Lines that include the word "balls" should be copied from the listing that follows.

▸ Data to use:
Segment Open
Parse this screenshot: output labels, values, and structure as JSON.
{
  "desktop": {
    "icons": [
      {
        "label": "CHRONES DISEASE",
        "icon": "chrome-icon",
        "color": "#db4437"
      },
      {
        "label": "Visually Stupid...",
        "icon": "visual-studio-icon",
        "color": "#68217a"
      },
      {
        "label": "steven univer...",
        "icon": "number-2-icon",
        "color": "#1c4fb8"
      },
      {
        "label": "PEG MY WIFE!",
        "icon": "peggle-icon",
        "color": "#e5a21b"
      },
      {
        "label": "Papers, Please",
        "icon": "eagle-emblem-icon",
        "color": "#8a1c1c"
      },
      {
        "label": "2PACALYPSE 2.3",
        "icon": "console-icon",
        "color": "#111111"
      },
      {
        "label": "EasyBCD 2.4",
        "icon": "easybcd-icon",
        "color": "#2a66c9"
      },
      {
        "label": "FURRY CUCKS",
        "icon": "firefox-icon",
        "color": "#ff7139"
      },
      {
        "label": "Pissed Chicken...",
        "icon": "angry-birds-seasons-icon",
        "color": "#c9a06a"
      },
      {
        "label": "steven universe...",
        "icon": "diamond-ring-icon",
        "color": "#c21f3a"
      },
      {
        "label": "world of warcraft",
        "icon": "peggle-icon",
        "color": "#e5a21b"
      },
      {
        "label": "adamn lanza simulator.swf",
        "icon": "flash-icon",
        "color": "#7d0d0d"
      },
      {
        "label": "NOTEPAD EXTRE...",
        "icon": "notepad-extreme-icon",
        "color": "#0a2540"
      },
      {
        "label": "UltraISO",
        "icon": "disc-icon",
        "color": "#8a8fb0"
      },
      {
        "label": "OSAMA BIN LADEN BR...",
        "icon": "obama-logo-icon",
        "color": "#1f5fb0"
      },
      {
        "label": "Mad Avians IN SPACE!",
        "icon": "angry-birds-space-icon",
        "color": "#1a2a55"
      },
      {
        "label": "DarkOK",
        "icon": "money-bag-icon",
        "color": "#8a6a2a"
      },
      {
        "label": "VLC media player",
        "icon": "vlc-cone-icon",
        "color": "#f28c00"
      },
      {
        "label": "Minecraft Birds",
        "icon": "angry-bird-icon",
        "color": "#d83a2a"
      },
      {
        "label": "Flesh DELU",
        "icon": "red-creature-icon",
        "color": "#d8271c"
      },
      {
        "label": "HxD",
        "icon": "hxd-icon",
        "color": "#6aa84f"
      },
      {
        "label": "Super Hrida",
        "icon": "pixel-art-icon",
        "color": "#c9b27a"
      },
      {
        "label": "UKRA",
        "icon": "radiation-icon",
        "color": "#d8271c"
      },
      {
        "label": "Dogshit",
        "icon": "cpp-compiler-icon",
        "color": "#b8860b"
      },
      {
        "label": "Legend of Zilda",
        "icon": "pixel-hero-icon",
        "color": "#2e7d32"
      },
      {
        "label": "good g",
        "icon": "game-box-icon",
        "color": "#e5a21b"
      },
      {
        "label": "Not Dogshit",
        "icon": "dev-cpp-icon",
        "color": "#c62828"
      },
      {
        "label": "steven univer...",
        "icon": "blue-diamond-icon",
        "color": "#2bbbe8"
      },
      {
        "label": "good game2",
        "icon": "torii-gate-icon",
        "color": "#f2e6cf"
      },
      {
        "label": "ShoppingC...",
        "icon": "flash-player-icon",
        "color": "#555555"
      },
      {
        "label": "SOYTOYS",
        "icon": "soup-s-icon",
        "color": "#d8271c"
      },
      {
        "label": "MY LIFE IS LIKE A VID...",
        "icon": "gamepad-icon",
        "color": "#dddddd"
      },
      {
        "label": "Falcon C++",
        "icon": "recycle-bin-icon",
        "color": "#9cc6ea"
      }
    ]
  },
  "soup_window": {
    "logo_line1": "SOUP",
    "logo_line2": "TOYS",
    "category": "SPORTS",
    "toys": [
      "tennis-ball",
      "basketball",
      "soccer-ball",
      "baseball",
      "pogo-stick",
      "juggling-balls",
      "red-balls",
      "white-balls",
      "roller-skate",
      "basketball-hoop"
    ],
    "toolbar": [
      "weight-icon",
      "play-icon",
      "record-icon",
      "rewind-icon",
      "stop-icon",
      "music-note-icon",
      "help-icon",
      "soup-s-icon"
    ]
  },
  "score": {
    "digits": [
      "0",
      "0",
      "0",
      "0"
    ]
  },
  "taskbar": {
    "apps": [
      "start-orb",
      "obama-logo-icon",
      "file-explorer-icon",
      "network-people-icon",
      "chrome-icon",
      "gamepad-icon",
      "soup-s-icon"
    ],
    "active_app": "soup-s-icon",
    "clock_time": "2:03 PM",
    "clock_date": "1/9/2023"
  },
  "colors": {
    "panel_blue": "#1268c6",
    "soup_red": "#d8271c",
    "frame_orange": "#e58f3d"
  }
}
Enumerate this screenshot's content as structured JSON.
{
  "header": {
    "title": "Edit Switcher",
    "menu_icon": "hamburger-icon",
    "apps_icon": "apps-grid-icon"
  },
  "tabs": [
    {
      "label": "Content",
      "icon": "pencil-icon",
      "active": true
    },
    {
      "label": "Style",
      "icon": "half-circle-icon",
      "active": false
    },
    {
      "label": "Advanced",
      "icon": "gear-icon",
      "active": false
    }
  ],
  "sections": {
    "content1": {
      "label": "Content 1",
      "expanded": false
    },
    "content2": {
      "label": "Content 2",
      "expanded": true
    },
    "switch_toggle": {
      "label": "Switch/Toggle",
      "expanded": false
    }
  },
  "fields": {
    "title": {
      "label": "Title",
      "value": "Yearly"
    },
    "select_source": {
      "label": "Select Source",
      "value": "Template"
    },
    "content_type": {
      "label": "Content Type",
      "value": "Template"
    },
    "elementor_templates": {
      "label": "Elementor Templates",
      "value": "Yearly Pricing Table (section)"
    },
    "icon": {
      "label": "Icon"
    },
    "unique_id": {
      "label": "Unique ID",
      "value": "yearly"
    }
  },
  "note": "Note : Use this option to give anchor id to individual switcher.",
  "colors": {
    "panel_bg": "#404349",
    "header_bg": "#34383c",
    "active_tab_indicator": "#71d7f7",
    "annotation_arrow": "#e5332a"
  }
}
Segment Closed
▸ Solution:
      "juggling-balls",
      "red-balls",
      "white-balls",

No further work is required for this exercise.